> GOAL OF THE EXERCISE
Every entry below must be retyped exactly, and the pictures must be left out.

+===+

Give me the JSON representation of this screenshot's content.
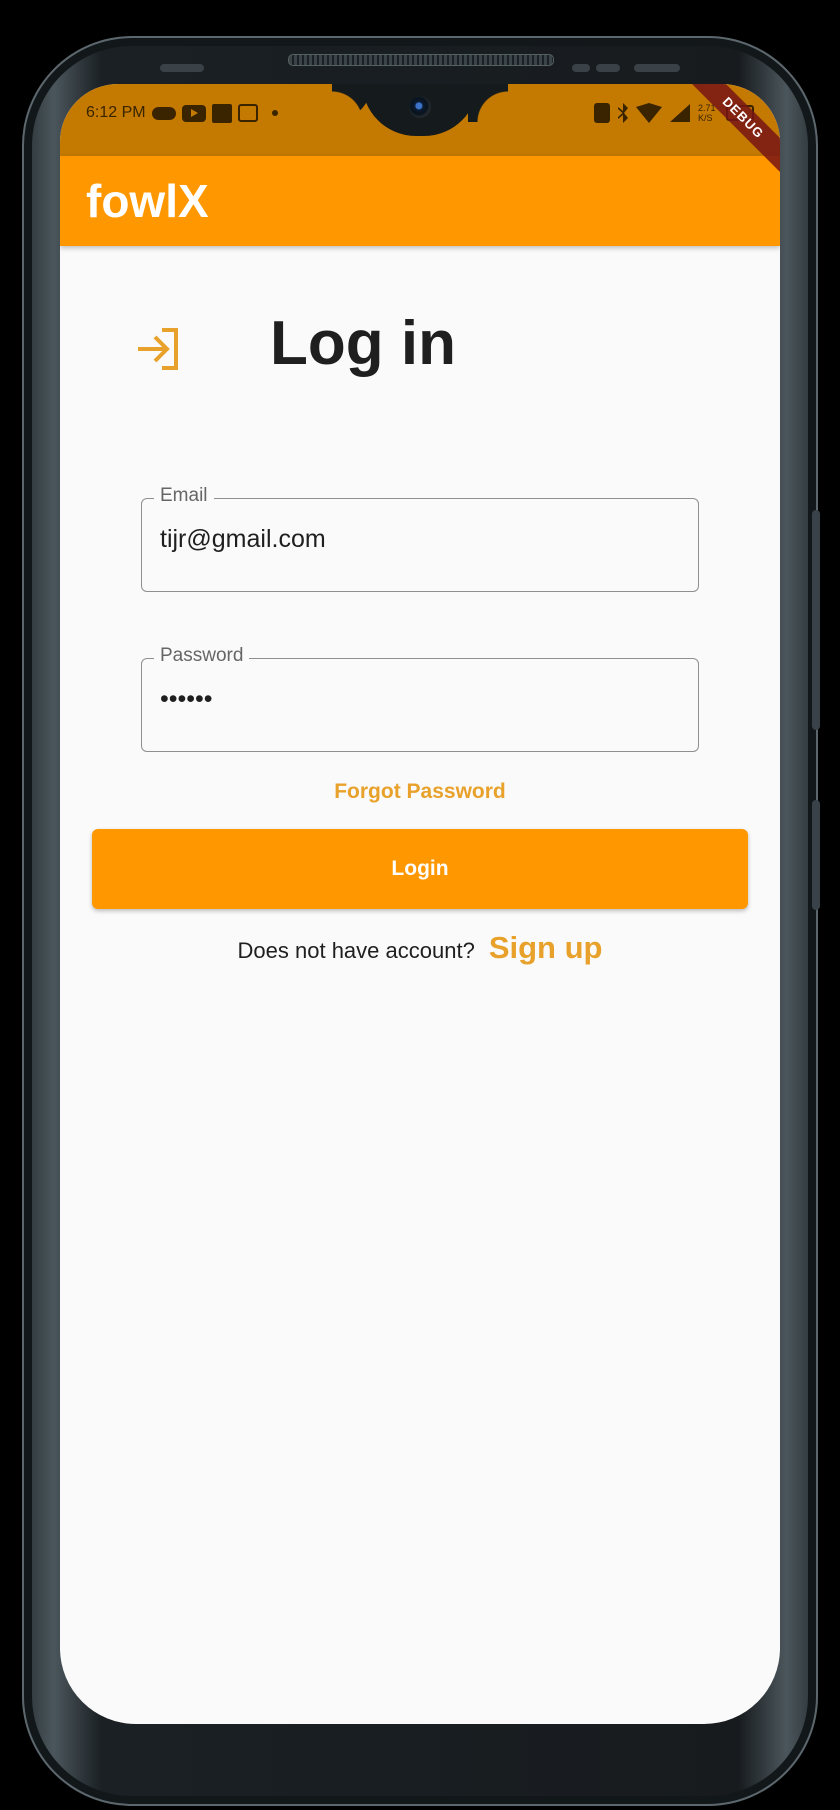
{
  "status_bar": {
    "time": "6:12 PM",
    "net_speed": "2.71 K/S",
    "icons_left": [
      "cloud-icon",
      "youtube-icon",
      "news-icon",
      "shirt-icon",
      "dot-icon"
    ],
    "icons_right": [
      "vibrate-icon",
      "bluetooth-icon",
      "wifi-icon",
      "signal-icon",
      "battery-icon"
    ],
    "color": "#c47a00"
  },
  "debug_banner": "DEBUG",
  "appbar": {
    "title": "fowlX",
    "color": "#ff9800"
  },
  "login": {
    "icon": "login-icon",
    "title": "Log in",
    "email": {
      "label": "Email",
      "value": "tijr@gmail.com"
    },
    "password": {
      "label": "Password",
      "value": "••••••"
    },
    "forgot_password": "Forgot Password",
    "login_button": "Login",
    "signup_prompt": "Does not have account?",
    "signup_link": "Sign up",
    "accent_color": "#e8a12a"
  }
}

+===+

> RESPONSE TO THIS EXERCISE
Give me the JSON representation of this screenshot's content.
{
  "status_bar": {
    "time": "6:12 PM",
    "net_speed": "2.71 K/S",
    "icons_left": [
      "cloud-icon",
      "youtube-icon",
      "news-icon",
      "shirt-icon",
      "dot-icon"
    ],
    "icons_right": [
      "vibrate-icon",
      "bluetooth-icon",
      "wifi-icon",
      "signal-icon",
      "battery-icon"
    ],
    "color": "#c47a00"
  },
  "debug_banner": "DEBUG",
  "appbar": {
    "title": "fowlX",
    "color": "#ff9800"
  },
  "login": {
    "icon": "login-icon",
    "title": "Log in",
    "email": {
      "label": "Email",
      "value": "tijr@gmail.com"
    },
    "password": {
      "label": "Password",
      "value": "••••••"
    },
    "forgot_password": "Forgot Password",
    "login_button": "Login",
    "signup_prompt": "Does not have account?",
    "signup_link": "Sign up",
    "accent_color": "#e8a12a"
  }
}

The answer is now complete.